WHAT YOU HAVE TO DO: Every entry here needs to be repeated exactly.

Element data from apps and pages
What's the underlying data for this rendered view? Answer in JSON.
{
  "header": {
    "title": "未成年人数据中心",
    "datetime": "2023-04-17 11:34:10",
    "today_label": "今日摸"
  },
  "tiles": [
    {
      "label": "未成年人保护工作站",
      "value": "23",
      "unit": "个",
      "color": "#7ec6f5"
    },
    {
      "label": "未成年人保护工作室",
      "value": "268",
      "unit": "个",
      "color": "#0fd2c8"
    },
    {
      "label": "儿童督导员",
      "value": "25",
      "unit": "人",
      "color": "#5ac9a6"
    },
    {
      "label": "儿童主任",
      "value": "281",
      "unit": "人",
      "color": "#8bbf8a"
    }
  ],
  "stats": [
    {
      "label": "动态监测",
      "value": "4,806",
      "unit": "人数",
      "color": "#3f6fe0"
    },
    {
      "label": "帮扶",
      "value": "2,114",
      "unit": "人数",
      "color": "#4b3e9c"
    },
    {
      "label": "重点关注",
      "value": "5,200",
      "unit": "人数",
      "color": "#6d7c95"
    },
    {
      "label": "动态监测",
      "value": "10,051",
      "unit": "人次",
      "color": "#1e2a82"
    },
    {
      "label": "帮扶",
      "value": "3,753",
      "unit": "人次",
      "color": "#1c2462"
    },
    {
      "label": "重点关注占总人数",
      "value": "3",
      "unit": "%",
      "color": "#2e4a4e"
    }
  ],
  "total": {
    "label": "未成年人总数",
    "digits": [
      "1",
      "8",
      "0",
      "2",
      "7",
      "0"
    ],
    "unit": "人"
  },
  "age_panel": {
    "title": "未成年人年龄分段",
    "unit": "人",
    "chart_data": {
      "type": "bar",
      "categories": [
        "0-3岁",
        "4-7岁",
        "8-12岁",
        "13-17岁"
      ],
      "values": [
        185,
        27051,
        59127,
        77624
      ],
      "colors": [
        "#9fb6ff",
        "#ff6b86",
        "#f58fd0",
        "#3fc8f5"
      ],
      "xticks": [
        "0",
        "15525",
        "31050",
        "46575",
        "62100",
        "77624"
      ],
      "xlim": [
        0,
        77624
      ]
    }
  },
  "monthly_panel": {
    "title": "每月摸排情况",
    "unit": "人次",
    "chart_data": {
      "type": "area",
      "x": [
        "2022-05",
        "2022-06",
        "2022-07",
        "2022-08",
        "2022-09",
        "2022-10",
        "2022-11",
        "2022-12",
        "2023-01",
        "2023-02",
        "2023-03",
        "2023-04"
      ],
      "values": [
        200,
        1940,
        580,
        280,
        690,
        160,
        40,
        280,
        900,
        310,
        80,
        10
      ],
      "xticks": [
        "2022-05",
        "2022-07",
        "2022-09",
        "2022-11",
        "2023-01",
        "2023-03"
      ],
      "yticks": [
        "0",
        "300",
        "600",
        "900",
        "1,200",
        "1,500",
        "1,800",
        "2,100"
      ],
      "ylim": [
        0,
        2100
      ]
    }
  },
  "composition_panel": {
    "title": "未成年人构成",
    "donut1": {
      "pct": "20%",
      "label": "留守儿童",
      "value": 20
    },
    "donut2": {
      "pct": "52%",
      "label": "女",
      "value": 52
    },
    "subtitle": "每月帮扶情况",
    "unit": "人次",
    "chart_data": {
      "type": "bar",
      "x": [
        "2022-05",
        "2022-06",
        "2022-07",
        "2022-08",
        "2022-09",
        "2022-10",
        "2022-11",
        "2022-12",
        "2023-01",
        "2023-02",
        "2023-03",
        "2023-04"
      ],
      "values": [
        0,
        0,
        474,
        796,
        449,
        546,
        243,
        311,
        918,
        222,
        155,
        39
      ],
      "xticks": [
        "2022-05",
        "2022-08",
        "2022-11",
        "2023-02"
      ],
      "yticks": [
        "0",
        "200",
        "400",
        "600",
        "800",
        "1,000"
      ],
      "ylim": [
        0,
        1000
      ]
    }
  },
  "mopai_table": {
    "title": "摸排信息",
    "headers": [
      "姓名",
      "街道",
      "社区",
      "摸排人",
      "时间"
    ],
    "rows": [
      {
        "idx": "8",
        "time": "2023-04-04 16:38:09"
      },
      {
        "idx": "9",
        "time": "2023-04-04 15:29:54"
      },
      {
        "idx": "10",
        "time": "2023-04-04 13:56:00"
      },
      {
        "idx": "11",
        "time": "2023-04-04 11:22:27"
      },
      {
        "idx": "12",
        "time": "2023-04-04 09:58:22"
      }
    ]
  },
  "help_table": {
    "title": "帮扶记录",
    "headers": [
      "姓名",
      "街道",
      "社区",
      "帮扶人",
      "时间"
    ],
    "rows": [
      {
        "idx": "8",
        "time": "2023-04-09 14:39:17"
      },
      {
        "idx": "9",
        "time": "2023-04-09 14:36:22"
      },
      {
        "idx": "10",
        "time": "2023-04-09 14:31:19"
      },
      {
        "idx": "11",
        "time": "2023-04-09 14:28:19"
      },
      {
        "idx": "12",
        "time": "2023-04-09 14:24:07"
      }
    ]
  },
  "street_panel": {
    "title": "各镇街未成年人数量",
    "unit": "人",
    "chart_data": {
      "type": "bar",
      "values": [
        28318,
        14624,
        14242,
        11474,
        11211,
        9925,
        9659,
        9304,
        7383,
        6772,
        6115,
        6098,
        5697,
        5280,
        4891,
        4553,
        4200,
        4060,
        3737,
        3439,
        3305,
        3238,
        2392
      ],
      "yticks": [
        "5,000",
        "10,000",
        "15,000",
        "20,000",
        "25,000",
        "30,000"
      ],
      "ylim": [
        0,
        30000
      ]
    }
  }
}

RESPONSE TO THE EXERCISE:
What's the underlying data for this rendered view? Answer in JSON.
{
  "header": {
    "title": "未成年人数据中心",
    "datetime": "2023-04-17 11:34:10",
    "today_label": "今日摸"
  },
  "tiles": [
    {
      "label": "未成年人保护工作站",
      "value": "23",
      "unit": "个",
      "color": "#7ec6f5"
    },
    {
      "label": "未成年人保护工作室",
      "value": "268",
      "unit": "个",
      "color": "#0fd2c8"
    },
    {
      "label": "儿童督导员",
      "value": "25",
      "unit": "人",
      "color": "#5ac9a6"
    },
    {
      "label": "儿童主任",
      "value": "281",
      "unit": "人",
      "color": "#8bbf8a"
    }
  ],
  "stats": [
    {
      "label": "动态监测",
      "value": "4,806",
      "unit": "人数",
      "color": "#3f6fe0"
    },
    {
      "label": "帮扶",
      "value": "2,114",
      "unit": "人数",
      "color": "#4b3e9c"
    },
    {
      "label": "重点关注",
      "value": "5,200",
      "unit": "人数",
      "color": "#6d7c95"
    },
    {
      "label": "动态监测",
      "value": "10,051",
      "unit": "人次",
      "color": "#1e2a82"
    },
    {
      "label": "帮扶",
      "value": "3,753",
      "unit": "人次",
      "color": "#1c2462"
    },
    {
      "label": "重点关注占总人数",
      "value": "3",
      "unit": "%",
      "color": "#2e4a4e"
    }
  ],
  "total": {
    "label": "未成年人总数",
    "digits": [
      "1",
      "8",
      "0",
      "2",
      "7",
      "0"
    ],
    "unit": "人"
  },
  "age_panel": {
    "title": "未成年人年龄分段",
    "unit": "人",
    "chart_data": {
      "type": "bar",
      "categories": [
        "0-3岁",
        "4-7岁",
        "8-12岁",
        "13-17岁"
      ],
      "values": [
        185,
        27051,
        59127,
        77624
      ],
      "colors": [
        "#9fb6ff",
        "#ff6b86",
        "#f58fd0",
        "#3fc8f5"
      ],
      "xticks": [
        "0",
        "15525",
        "31050",
        "46575",
        "62100",
        "77624"
      ],
      "xlim": [
        0,
        77624
      ]
    }
  },
  "monthly_panel": {
    "title": "每月摸排情况",
    "unit": "人次",
    "chart_data": {
      "type": "area",
      "x": [
        "2022-05",
        "2022-06",
        "2022-07",
        "2022-08",
        "2022-09",
        "2022-10",
        "2022-11",
        "2022-12",
        "2023-01",
        "2023-02",
        "2023-03",
        "2023-04"
      ],
      "values": [
        200,
        1940,
        580,
        280,
        690,
        160,
        40,
        280,
        900,
        310,
        80,
        10
      ],
      "xticks": [
        "2022-05",
        "2022-07",
        "2022-09",
        "2022-11",
        "2023-01",
        "2023-03"
      ],
      "yticks": [
        "0",
        "300",
        "600",
        "900",
        "1,200",
        "1,500",
        "1,800",
        "2,100"
      ],
      "ylim": [
        0,
        2100
      ]
    }
  },
  "composition_panel": {
    "title": "未成年人构成",
    "donut1": {
      "pct": "20%",
      "label": "留守儿童",
      "value": 20
    },
    "donut2": {
      "pct": "52%",
      "label": "女",
      "value": 52
    },
    "subtitle": "每月帮扶情况",
    "unit": "人次",
    "chart_data": {
      "type": "bar",
      "x": [
        "2022-05",
        "2022-06",
        "2022-07",
        "2022-08",
        "2022-09",
        "2022-10",
        "2022-11",
        "2022-12",
        "2023-01",
        "2023-02",
        "2023-03",
        "2023-04"
      ],
      "values": [
        0,
        0,
        474,
        796,
        449,
        546,
        243,
        311,
        918,
        222,
        155,
        39
      ],
      "xticks": [
        "2022-05",
        "2022-08",
        "2022-11",
        "2023-02"
      ],
      "yticks": [
        "0",
        "200",
        "400",
        "600",
        "800",
        "1,000"
      ],
      "ylim": [
        0,
        1000
      ]
    }
  },
  "mopai_table": {
    "title": "摸排信息",
    "headers": [
      "姓名",
      "街道",
      "社区",
      "摸排人",
      "时间"
    ],
    "rows": [
      {
        "idx": "8",
        "time": "2023-04-04 16:38:09"
      },
      {
        "idx": "9",
        "time": "2023-04-04 15:29:54"
      },
      {
        "idx": "10",
        "time": "2023-04-04 13:56:00"
      },
      {
        "idx": "11",
        "time": "2023-04-04 11:22:27"
      },
      {
        "idx": "12",
        "time": "2023-04-04 09:58:22"
      }
    ]
  },
  "help_table": {
    "title": "帮扶记录",
    "headers": [
      "姓名",
      "街道",
      "社区",
      "帮扶人",
      "时间"
    ],
    "rows": [
      {
        "idx": "8",
        "time": "2023-04-09 14:39:17"
      },
      {
        "idx": "9",
        "time": "2023-04-09 14:36:22"
      },
      {
        "idx": "10",
        "time": "2023-04-09 14:31:19"
      },
      {
        "idx": "11",
        "time": "2023-04-09 14:28:19"
      },
      {
        "idx": "12",
        "time": "2023-04-09 14:24:07"
      }
    ]
  },
  "street_panel": {
    "title": "各镇街未成年人数量",
    "unit": "人",
    "chart_data": {
      "type": "bar",
      "values": [
        28318,
        14624,
        14242,
        11474,
        11211,
        9925,
        9659,
        9304,
        7383,
        6772,
        6115,
        6098,
        5697,
        5280,
        4891,
        4553,
        4200,
        4060,
        3737,
        3439,
        3305,
        3238,
        2392
      ],
      "yticks": [
        "5,000",
        "10,000",
        "15,000",
        "20,000",
        "25,000",
        "30,000"
      ],
      "ylim": [
        0,
        30000
      ]
    }
  }
}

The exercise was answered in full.